I have a saying, “Doing nothing is not an option.” Kids have to do something with their summers. You can give your kids some options from which they must choose, including some form of work. But I believe that kids should be forced to do something.

One family I know has a rule: one thing the parents want the kids to do and one thing the kids want to do. This rule amounts to a win-win for parents and kids.

7. Is there anything else you would like to add regarding this subject?

I think it’s reasonable for parents to be a little bit “selfish” in deciding the summer activities in which their children participate. For example, when parents choose to send their children to sleep-away camp, that gives them the opportunity to have some husband-and-wife time alone to travel or pursue interests that they might not otherwise be able to do. This solo time can be healthy for the individual spouses and for marriage. And, as we all know, happy parents and healthy marriages make for happy and healthy marriages.

Jim Taylor, Ph.D., Psychology, has work with young people, parents, and educators for more than 27 years. Jim is the author of 14 books, four of which are parenting books. Jim has appeared on NBC’s Today Show, Fox News Channel, ABC’s World News This Weekend, and the major television network affiliates around the country. He has participated in many radio shows. Dr. Taylor has been an expert source for articles that have appeared in The London Telegraph, The Los Angeles Times, The New York Daily News, The Chicago Tribune, The Atlanta Journal-Constitution, Outside, Men’s Health, and many other newspapers and magazines.
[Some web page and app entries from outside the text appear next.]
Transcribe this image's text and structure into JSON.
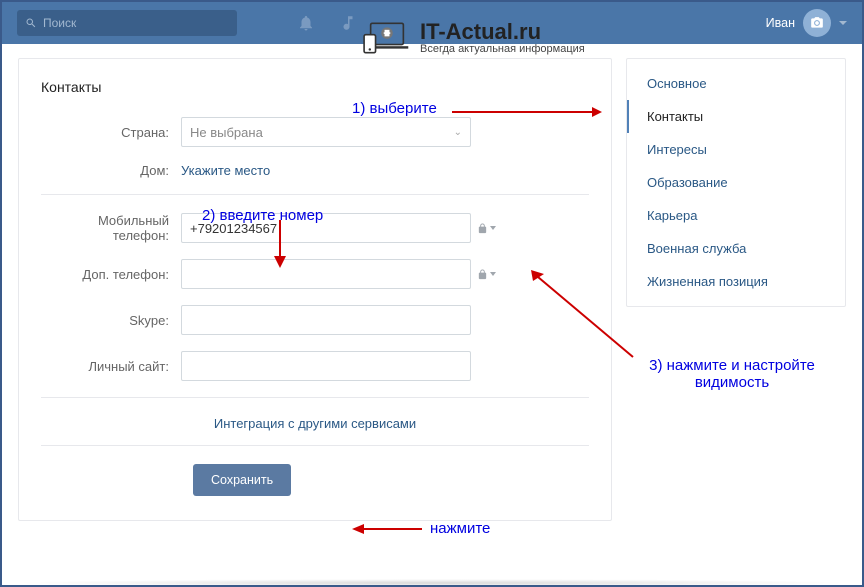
{
  "header": {
    "search_placeholder": "Поиск",
    "username": "Иван"
  },
  "watermark": {
    "title": "IT-Actual.ru",
    "subtitle": "Всегда актуальная информация"
  },
  "page": {
    "title": "Контакты"
  },
  "form": {
    "country_label": "Страна:",
    "country_placeholder": "Не выбрана",
    "home_label": "Дом:",
    "home_link": "Укажите место",
    "mobile_label": "Мобильный телефон:",
    "mobile_value": "+79201234567",
    "alt_phone_label": "Доп. телефон:",
    "alt_phone_value": "",
    "skype_label": "Skype:",
    "skype_value": "",
    "website_label": "Личный сайт:",
    "website_value": "",
    "integration_link": "Интеграция с другими сервисами",
    "save_button": "Сохранить"
  },
  "nav": {
    "items": [
      {
        "label": "Основное"
      },
      {
        "label": "Контакты"
      },
      {
        "label": "Интересы"
      },
      {
        "label": "Образование"
      },
      {
        "label": "Карьера"
      },
      {
        "label": "Военная служба"
      },
      {
        "label": "Жизненная позиция"
      }
    ],
    "active_index": 1
  },
  "annotations": {
    "a1": "1) выберите",
    "a2": "2) введите номер",
    "a3": "3) нажмите и настройте видимость",
    "a4": "нажмите"
  }
}
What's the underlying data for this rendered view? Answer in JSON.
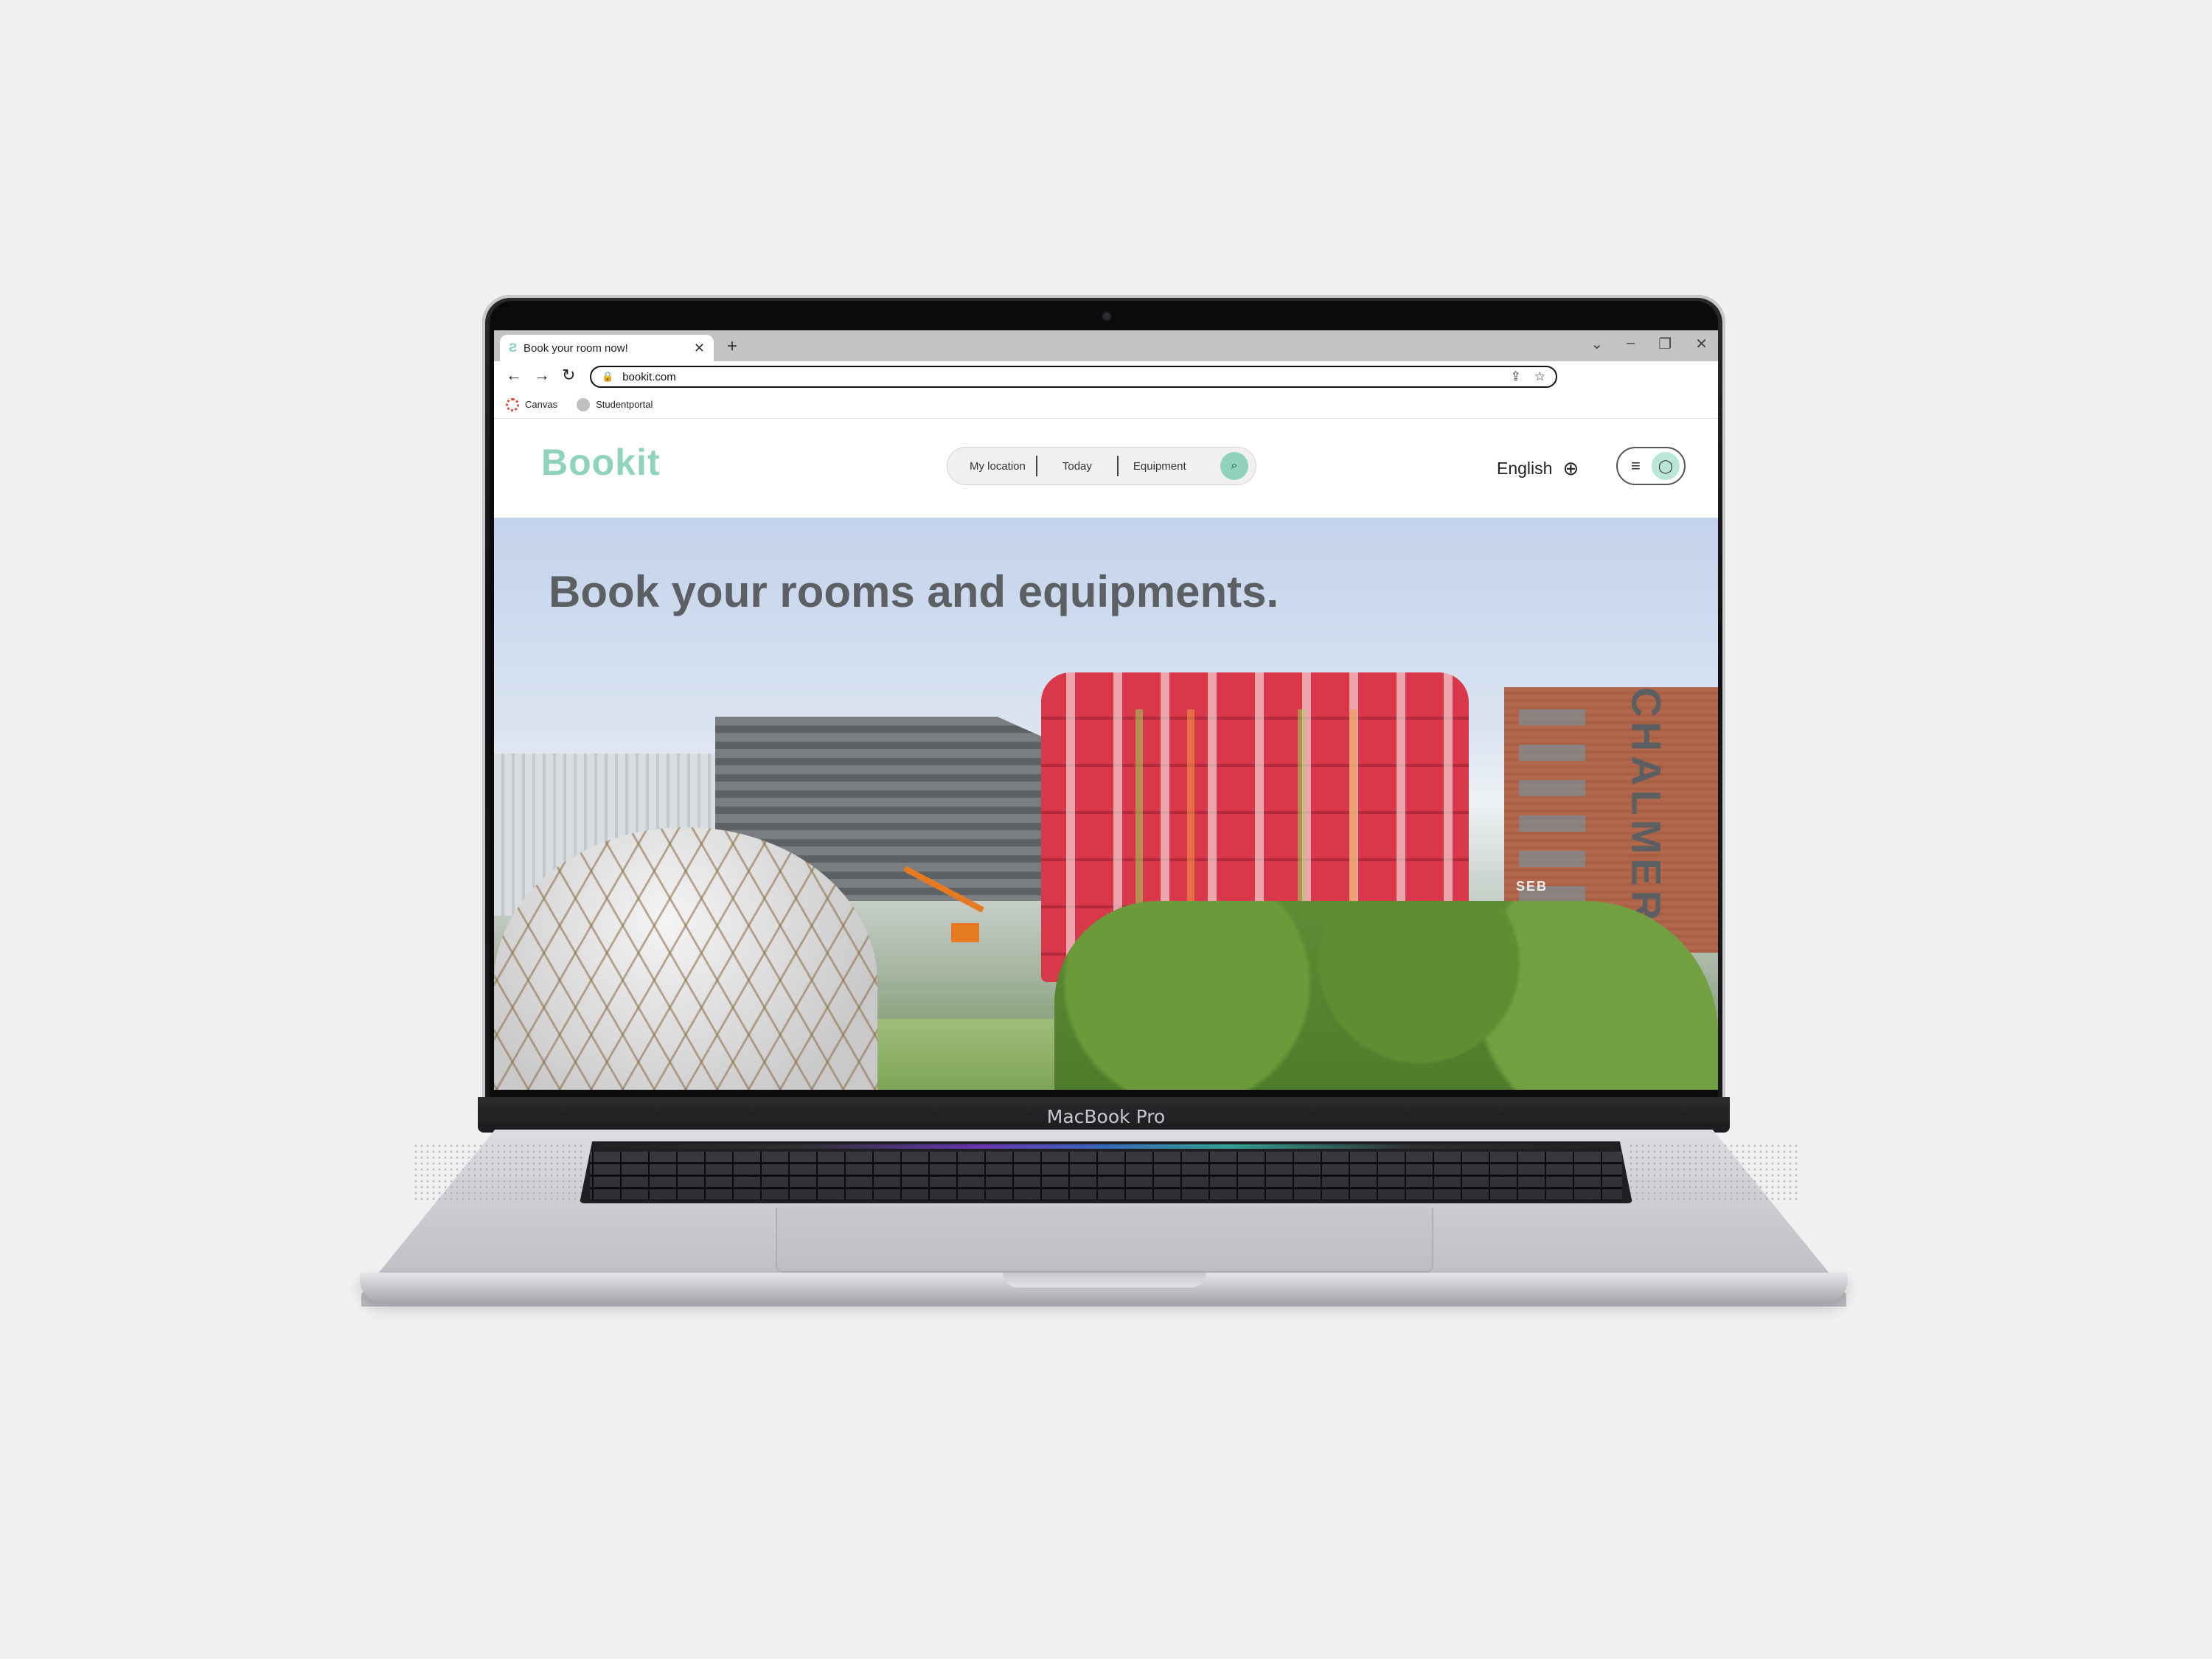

Jim lives north of San Francisco with his wife, Sarah, and his daughters, Catie and Gracie. To learn more, visit